> **WHAT YOU HAVE TO DO**
Without leaving out a single line, restate the entries below exactly.

> **DATA SHOWN**
**********

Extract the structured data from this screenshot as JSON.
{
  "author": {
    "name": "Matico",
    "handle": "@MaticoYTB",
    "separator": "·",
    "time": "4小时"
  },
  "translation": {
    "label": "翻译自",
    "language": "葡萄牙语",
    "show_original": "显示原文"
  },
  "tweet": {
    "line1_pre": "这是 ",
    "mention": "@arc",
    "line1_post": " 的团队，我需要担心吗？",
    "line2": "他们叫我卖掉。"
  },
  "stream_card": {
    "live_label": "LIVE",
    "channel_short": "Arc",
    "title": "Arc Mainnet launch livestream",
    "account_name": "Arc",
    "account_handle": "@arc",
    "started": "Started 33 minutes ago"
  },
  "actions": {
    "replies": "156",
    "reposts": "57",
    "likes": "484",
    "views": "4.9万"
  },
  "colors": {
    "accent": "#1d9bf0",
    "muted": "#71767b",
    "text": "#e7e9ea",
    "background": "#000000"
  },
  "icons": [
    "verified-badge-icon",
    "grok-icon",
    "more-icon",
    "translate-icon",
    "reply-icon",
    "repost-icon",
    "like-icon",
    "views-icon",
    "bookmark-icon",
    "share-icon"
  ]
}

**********

> **THE ANSWER**
Extract the structured data from this screenshot as JSON.
{
  "author": {
    "name": "Matico",
    "handle": "@MaticoYTB",
    "separator": "·",
    "time": "4小时"
  },
  "translation": {
    "label": "翻译自",
    "language": "葡萄牙语",
    "show_original": "显示原文"
  },
  "tweet": {
    "line1_pre": "这是 ",
    "mention": "@arc",
    "line1_post": " 的团队，我需要担心吗？",
    "line2": "他们叫我卖掉。"
  },
  "stream_card": {
    "live_label": "LIVE",
    "channel_short": "Arc",
    "title": "Arc Mainnet launch livestream",
    "account_name": "Arc",
    "account_handle": "@arc",
    "started": "Started 33 minutes ago"
  },
  "actions": {
    "replies": "156",
    "reposts": "57",
    "likes": "484",
    "views": "4.9万"
  },
  "colors": {
    "accent": "#1d9bf0",
    "muted": "#71767b",
    "text": "#e7e9ea",
    "background": "#000000"
  },
  "icons": [
    "verified-badge-icon",
    "grok-icon",
    "more-icon",
    "translate-icon",
    "reply-icon",
    "repost-icon",
    "like-icon",
    "views-icon",
    "bookmark-icon",
    "share-icon"
  ]
}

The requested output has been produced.